Christian Recorder: March 26, 1885
I trust I am not mad. I hope I am only indignant. I pray that it is nothing more. But several weeks ago I put a notice in your paper—the CHRISTIAN RECORDER—calling upon the Secretaries, and for fear some would be too trifling, I also extended the call to the assistant Secretaries, requesting them to answer a series of questions about the statistics of our church, that I might give them to the world as ordered by our late General Conference. I also stated that I would return home by the 15th of March to open said letters and make up the final account. True to my word, I reached home on the night of the 15th inst., but when I began to examine the statistics, I found that not half of the conferences had been heard from, including those that only sent me minutes, and the lost letters which some kind friend found and sent me from New Orleans.

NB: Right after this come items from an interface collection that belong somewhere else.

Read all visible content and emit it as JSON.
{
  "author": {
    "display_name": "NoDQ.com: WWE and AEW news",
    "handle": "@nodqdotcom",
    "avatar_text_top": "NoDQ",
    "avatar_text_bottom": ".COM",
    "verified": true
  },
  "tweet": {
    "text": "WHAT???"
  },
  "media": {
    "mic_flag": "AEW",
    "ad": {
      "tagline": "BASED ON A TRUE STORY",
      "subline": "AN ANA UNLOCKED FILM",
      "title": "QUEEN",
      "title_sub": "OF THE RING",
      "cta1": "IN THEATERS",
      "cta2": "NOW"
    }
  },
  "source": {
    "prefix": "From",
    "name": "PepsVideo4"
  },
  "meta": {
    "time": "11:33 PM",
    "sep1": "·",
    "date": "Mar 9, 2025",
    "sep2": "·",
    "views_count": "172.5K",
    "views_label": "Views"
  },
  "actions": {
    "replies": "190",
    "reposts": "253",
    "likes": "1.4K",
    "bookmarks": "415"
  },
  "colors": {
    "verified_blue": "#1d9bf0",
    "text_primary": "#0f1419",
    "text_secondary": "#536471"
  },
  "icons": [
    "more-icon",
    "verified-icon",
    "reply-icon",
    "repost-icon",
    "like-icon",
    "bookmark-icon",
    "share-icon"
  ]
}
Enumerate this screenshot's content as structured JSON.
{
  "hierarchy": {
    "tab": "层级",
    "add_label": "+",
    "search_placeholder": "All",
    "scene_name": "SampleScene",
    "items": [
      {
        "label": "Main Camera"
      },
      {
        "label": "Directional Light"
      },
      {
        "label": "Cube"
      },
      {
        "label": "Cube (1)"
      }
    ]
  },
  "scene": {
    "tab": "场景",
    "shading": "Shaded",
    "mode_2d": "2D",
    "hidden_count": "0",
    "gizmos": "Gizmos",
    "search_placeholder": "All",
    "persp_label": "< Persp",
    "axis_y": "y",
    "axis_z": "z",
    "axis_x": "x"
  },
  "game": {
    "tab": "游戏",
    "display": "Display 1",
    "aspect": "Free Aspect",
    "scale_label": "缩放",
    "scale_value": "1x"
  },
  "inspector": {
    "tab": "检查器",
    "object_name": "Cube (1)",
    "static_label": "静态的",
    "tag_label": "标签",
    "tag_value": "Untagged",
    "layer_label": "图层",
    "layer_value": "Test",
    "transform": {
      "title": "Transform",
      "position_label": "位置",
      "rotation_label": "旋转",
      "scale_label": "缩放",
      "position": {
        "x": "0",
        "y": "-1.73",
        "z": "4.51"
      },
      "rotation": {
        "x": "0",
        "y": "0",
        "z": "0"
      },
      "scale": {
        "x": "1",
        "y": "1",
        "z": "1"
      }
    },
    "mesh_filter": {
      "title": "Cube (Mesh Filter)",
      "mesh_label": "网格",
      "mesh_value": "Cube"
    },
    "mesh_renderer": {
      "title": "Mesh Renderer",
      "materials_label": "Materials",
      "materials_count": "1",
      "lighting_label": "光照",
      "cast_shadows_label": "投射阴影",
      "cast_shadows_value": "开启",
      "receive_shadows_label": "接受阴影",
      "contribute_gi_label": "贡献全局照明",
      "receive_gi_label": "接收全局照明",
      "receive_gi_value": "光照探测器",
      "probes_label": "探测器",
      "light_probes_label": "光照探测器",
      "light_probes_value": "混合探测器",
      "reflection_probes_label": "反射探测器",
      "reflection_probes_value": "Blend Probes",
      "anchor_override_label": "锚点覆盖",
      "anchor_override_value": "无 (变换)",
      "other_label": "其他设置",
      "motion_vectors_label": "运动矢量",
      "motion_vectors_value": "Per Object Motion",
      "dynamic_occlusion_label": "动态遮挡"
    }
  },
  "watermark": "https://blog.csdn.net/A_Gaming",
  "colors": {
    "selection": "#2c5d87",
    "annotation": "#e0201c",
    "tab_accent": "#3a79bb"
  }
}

I came nearly a thousand miles to be here and attend to this business, but I am prevented through negligence or laziness, I do not know which, for surely it cannot be willful meanness, for there is nothing to be mean about. I as an individual am to be no more benefitted than anyone else. I am sure there is no pay for it.
The A. M. E. Church is the only Methodist body upon the face of the earth that pays its secretaries for keeping the minutes of the annual conferences, yet these secretaries cannot answer a few plain questions for the good of the connection and the religious world. I reckon they are waiting for me to pay them for it. Now, I shall give you another chance, my dear brethren, I shall postpone the time until the 25th of April, and all conferences not heard from by then I shall publish in the RECORDER so that your ministers and Bishops can see the interest their paid secretaries have in the Church. This letter may displease some of you, but you cannot get more displeased than I am at present. I hope your displeasure will help you to roll in the answers asked for at once.
H. M. Turner